What else should I know?

  • Cabs are only legally allowed to carry a max of 4 passengers in a car, and 5 in a minivan. Should you have more people you’ll need to hail multiple cabs as most drivers won’t take the risk of a ticket to accommodate your 1 extra person.
  • While trying to hail a yellow, you may get approached by a non-yellow, usually town-caresque taxi. We usually refer to them as gypsy cabs.  Now Manhattan T&LC rules state that these cabs are only allowed to pick up a passenger, once called, at a predetermined location and drop them where requested, but most try to make extra money by picking up fairs along the way. Though you won’t get in trouble if you accept a ride with one (he will if a police officer sees it), they usually will only quote you or accept a higher rate for the ride than a typical yellow would. From my experience if I can negotiate a favorable rate, I’ll jump in. If I can’t, or I see other yellows around, I’ll just ignore them.

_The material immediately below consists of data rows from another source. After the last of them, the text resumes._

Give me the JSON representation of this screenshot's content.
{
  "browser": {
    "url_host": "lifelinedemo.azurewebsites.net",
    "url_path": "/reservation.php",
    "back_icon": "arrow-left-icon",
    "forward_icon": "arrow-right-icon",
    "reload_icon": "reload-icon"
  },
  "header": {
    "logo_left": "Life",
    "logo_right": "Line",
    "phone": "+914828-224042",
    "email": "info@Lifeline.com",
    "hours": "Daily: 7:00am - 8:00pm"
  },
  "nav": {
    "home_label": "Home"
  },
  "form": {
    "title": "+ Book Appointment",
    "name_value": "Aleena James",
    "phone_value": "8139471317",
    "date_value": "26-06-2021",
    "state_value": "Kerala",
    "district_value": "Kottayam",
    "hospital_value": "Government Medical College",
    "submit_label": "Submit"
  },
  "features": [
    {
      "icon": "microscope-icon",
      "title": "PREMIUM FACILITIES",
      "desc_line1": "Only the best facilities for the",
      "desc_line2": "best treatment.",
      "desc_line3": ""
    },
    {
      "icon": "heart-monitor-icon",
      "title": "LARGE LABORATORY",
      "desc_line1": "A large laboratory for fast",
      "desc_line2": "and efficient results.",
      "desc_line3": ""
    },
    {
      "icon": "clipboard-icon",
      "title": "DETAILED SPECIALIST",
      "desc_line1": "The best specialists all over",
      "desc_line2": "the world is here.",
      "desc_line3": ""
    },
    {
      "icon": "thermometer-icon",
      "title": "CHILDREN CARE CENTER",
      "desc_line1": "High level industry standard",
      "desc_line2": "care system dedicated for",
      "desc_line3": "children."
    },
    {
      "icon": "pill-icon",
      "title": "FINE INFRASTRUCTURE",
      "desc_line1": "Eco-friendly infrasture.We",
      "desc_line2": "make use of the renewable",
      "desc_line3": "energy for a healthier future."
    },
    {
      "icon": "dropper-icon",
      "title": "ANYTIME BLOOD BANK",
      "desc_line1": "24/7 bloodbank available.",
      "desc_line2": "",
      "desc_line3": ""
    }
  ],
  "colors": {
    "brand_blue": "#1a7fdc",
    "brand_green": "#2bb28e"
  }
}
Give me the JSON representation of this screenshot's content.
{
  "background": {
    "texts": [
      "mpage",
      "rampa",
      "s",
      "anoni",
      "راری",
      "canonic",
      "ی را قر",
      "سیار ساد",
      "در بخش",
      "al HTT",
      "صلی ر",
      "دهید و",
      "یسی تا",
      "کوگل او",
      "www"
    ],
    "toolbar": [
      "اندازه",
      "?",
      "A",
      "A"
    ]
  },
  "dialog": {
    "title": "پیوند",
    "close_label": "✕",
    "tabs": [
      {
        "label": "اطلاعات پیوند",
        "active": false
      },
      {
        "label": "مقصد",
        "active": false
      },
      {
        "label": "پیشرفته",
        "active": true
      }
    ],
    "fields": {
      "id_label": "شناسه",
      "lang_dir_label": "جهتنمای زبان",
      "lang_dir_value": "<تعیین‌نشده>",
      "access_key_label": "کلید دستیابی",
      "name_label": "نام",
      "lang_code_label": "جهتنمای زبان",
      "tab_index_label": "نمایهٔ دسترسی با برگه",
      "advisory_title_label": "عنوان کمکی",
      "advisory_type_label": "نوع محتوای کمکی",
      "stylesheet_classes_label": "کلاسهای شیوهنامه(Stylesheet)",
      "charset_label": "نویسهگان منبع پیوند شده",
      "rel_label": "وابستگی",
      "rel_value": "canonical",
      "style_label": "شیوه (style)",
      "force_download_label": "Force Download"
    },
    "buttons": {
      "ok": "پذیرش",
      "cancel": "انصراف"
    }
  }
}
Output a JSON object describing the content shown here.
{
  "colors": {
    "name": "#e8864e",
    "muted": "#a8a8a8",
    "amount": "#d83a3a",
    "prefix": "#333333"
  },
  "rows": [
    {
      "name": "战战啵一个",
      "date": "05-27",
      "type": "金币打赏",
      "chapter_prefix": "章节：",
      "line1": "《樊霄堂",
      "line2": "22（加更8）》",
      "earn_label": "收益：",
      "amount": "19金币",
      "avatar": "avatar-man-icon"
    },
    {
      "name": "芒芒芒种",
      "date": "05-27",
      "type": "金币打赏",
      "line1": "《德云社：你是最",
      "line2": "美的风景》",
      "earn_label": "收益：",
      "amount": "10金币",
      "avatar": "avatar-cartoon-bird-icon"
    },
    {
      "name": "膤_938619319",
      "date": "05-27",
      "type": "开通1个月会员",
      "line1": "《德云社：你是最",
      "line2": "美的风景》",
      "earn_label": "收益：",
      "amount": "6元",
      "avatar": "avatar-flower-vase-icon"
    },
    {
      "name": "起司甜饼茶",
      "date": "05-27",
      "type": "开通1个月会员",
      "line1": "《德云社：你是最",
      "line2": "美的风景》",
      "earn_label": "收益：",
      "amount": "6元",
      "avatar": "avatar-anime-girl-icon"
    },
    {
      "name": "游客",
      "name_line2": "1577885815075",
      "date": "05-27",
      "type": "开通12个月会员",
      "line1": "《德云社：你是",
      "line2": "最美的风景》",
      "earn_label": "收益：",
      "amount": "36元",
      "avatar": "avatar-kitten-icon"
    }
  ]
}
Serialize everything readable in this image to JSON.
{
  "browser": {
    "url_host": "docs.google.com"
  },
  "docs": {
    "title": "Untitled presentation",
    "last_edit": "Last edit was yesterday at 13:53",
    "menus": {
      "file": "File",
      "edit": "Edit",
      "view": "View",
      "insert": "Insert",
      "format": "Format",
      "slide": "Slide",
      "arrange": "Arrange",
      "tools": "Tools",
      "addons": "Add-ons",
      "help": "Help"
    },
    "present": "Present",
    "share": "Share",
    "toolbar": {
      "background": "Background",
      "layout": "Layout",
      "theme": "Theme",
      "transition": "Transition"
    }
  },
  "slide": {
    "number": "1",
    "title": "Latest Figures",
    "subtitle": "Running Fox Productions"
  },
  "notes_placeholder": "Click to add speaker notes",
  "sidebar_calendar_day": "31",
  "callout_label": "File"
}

Tips

  • If you can’t find a cab, try a nearby hotel cab stand, or one at any major transportation hub such as Grand Central Station (42nd & Park Ave), Penn Station (32nd & 7th Ave), The Port Authority Bus Terminal (42nd & 8th Ave), South Ferry (most southern tip of Manhattan Island), or any ferry for that matter.
  • Cab Shares- In some residential areas in the morning, and commercial areas in the late afternoon, you’ll find a few poorly marked or make shift cab stands as well (try 79th & York Ave in the morning and South Ferry in the late afternoon). Usually a cab will fill up with people all going to the same general neighborhood and the passengers will split the fare.
  • When coming from LaGuardia or JFK Airports cabs must charge you a flat rate. Don’t be fooled into paying the meter. The best way to accomplish this is to wait in the cab stand line rather than try to hail a cab on your own. The stand captain will show you to a car and tell you how much the fare will be.

For more information than you’ve ever wanted to know about taxis, check out NYC.gov

Pin It on Pinterest